“The games are irrelevant unless you know how to practice,” Martin said. “And we’ve got a bunch of new players on our team. Since we have not had the amount of practice time that you need to play structured basketball – not just rec league basketball – attention to detail slips, lack of repetition creates slippage, which then puts a lot of pressure on your leadership. And our leadership right now is still not established. It’s not bad, but it’s just not what it needs to be.”
Given a do-over, Martin would have handled last week differently. Instead of a light workout in New York before the 16-point loss to Temple, he would have put the Gamecocks through a three-hour session where few details were left uncovered.
“But since we got so many young guys, I try to protect their legs,” Martin said. “Heck, that didn’t work against Temple. And we regressed going into UMass.”
USC next hosts Wyoming (6-2) at 7 p.m. Wednesday. It’ll host Coastal Carolina (4-4) on Saturday before a break that includes the end of the fall semester.
Soon, Martin can work with his players beyond the NCAA-limited 20 hours a week.
“Once we get to finals week and the week after, when now there’s no time limitations, now we can go in the gym with them,” Martin said. “They don’t understand how to come in the gym at night to shoot balls. Well, now, you’re coming in with me. And we’re going to go in there to shoot balls, be in their head a little bit. We’re gonna watch film together.”
The Gamecocks in 2016-17 didn’t require such supervising en route to the Final Four. Seniors such as Sindarius Thornwell and Duane Notice proved to Martin they’d take care of any lingering issues with the team.
Naturally, Martin said he had fun on game days last season.

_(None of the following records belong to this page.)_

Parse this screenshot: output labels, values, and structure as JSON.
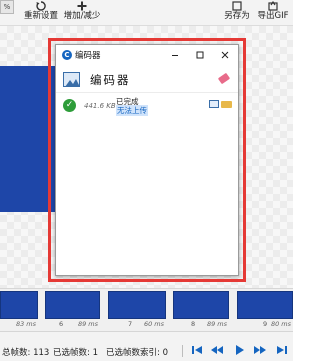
{
  "toolbar": {
    "left_button_label": "%",
    "reset_label": "重新设置",
    "increase_decrease_label": "增加/减少",
    "save_as_label": "另存为",
    "export_gif_label": "导出GIF"
  },
  "encoder_window": {
    "title": "编码器",
    "heading": "编码器",
    "job": {
      "size": "441.6 KB",
      "status": "已完成",
      "action_link": "无法上传"
    }
  },
  "frames": [
    {
      "number": "",
      "duration": "83 ms"
    },
    {
      "number": "6",
      "duration": "89 ms"
    },
    {
      "number": "7",
      "duration": "60 ms"
    },
    {
      "number": "8",
      "duration": "89 ms"
    },
    {
      "number": "9",
      "duration": "80 ms"
    }
  ],
  "status": {
    "total_frames": "总帧数: 113",
    "selected_frames": "已选帧数: 1",
    "selected_index": "已选帧数索引: 0"
  },
  "colors": {
    "highlight": "#e53935",
    "frame_blue": "#1e46a8",
    "link_blue": "#1565c0",
    "success_green": "#2e9d3a"
  }
}
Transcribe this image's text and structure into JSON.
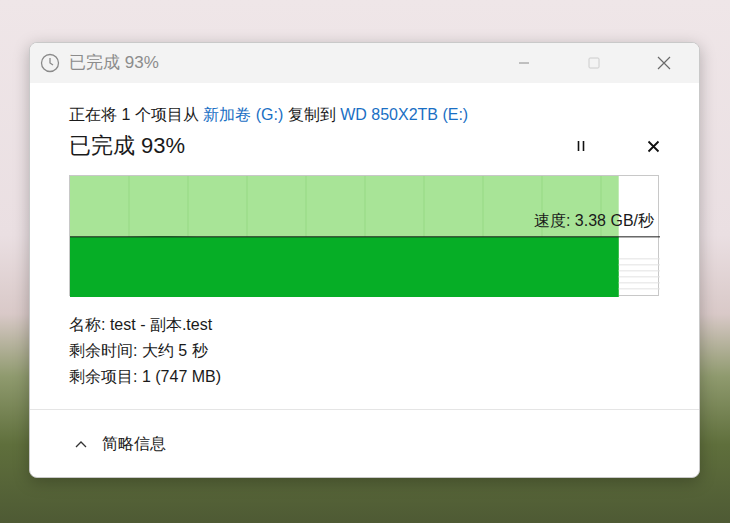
{
  "window": {
    "title": "已完成 93%",
    "maximize_disabled": true
  },
  "description": {
    "prefix": "正在将 1 个项目从",
    "source": "新加卷 (G:)",
    "middle": "复制到",
    "destination": "WD 850X2TB (E:)"
  },
  "heading": "已完成 93%",
  "progress": {
    "level": 0.93,
    "speed": "速度: 3.38 GB/秒",
    "current_speed": 3.38,
    "speed_history": [
      3.38,
      3.38,
      3.38,
      3.38,
      3.38,
      3.4,
      3.42,
      3.41,
      3.4,
      3.39,
      3.38,
      3.38,
      3.38,
      3.38,
      3.38,
      3.38,
      3.38,
      3.38,
      3.38,
      3.38,
      3.38,
      3.38,
      3.38,
      3.38,
      3.38,
      3.38,
      3.38,
      3.38,
      3.38,
      3.38,
      3.38,
      3.38,
      3.38,
      3.38,
      3.38,
      3.38,
      3.38,
      3.38,
      3.38,
      3.38
    ]
  },
  "details": [
    {
      "label": "名称:",
      "value": "test - 副本.test"
    },
    {
      "label": "剩余时间:",
      "value": "大约 5 秒"
    },
    {
      "label": "剩余项目:",
      "value": "1 (747 MB)"
    }
  ],
  "footer": {
    "label": "简略信息",
    "expanded": true
  }
}
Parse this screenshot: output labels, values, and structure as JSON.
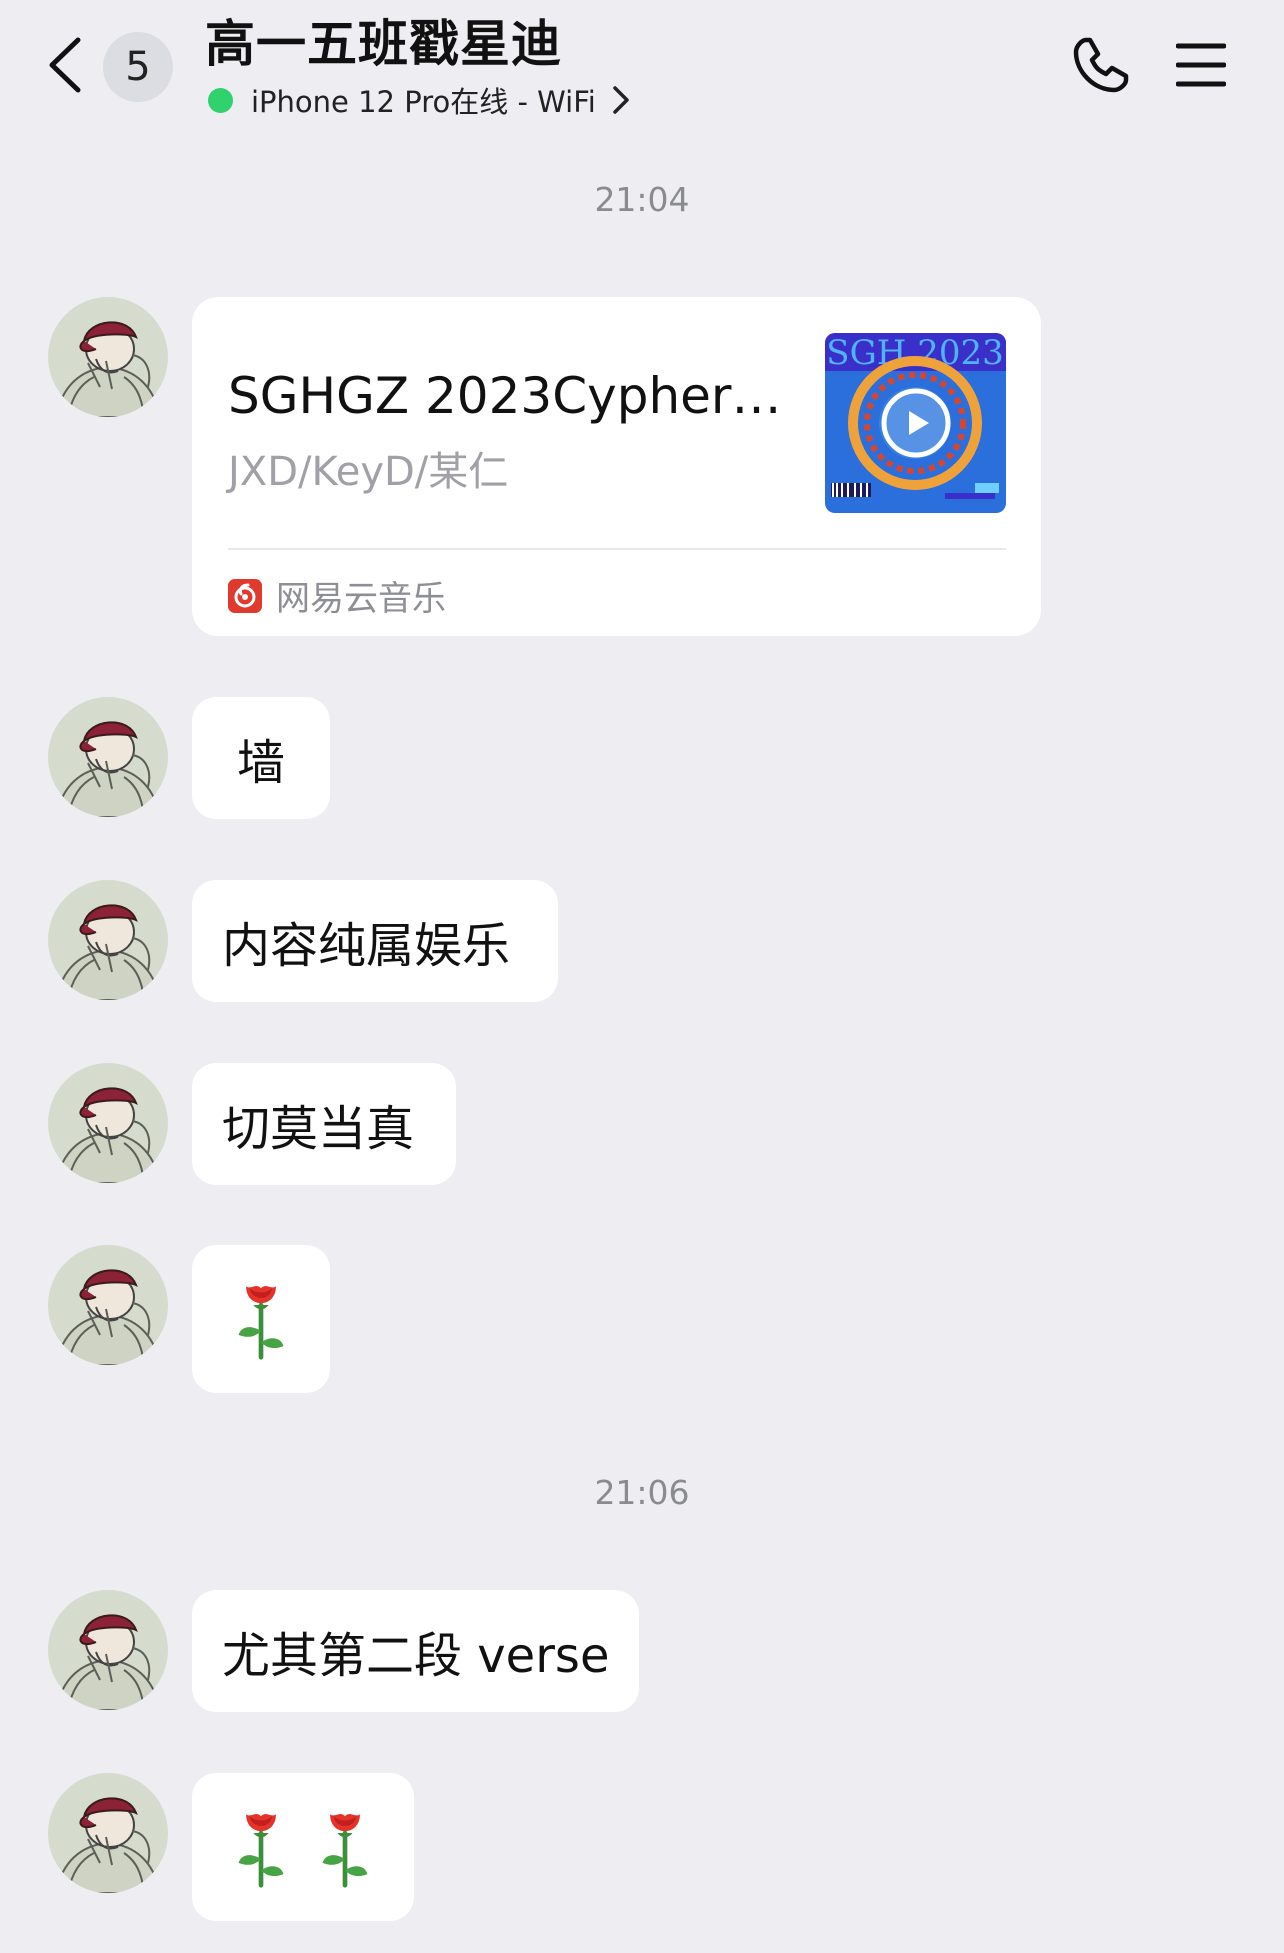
{
  "header": {
    "unread_count": "5",
    "title": "高一五班戳星迪",
    "status": "iPhone 12 Pro在线 - WiFi"
  },
  "timestamps": [
    "21:04",
    "21:06"
  ],
  "music_card": {
    "title": "SGHGZ 2023Cypher…",
    "artist": "JXD/KeyD/某仁",
    "cover_text": "SGH 2023",
    "source": "网易云音乐"
  },
  "messages": [
    {
      "text": "墙"
    },
    {
      "text": "内容纯属娱乐"
    },
    {
      "text": "切莫当真"
    },
    {
      "emoji": "rose",
      "count": 1
    },
    {
      "text": "尤其第二段 verse"
    },
    {
      "emoji": "rose",
      "count": 2
    }
  ],
  "colors": {
    "background": "#ededf2",
    "bubble": "#ffffff",
    "online_dot": "#2fd26c",
    "netease_red": "#e03a2f",
    "cover_blue": "#2a6fdc"
  }
}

“Because I had a bunch of old guys that led and I had younger guys that were oblivious to the nonsense that was being created,” Martin said. “So they came in and practiced the same way every day.
“We’re trying to learn that with this team right now.”
Booker, joining Chris Silva and Hassani Gravett, counts himself among Carolina’s leaders. But the 3-point specialist is also a transfer from Florida Atlantic who only became a Gamecock this summer.
“It’s pretty difficult,” Booker said. “As of right now, I’m still to this day learning Coach Frank and his system. So going from learning and trying to teach at the same time is pretty difficult.
“But Coach Frank is helping me through watching film and giving me the rank to try to help these guys out as much as I can and also help myself out.”
Silva, a junior, is a two-year starter who still hears from Thornwell.
“He tells me to play smart and talk to the young guys and all that,” Silva said. “He’s giving me good advice. I try to follow him.”
But Thornwell, a rookie for the Los Angeles Clippers, isn’t returning. It’s Martin who’s mainly tasked with guiding the Gamecocks back in the right direction.
And the 51-year-old has identified an early hurdle.
“You don’t get better in games,” Martin said. “You get better in practice. You learn how to prepare in practice. … This team likes to practice. We just haven’t had time to practice. So we’ve slipped.”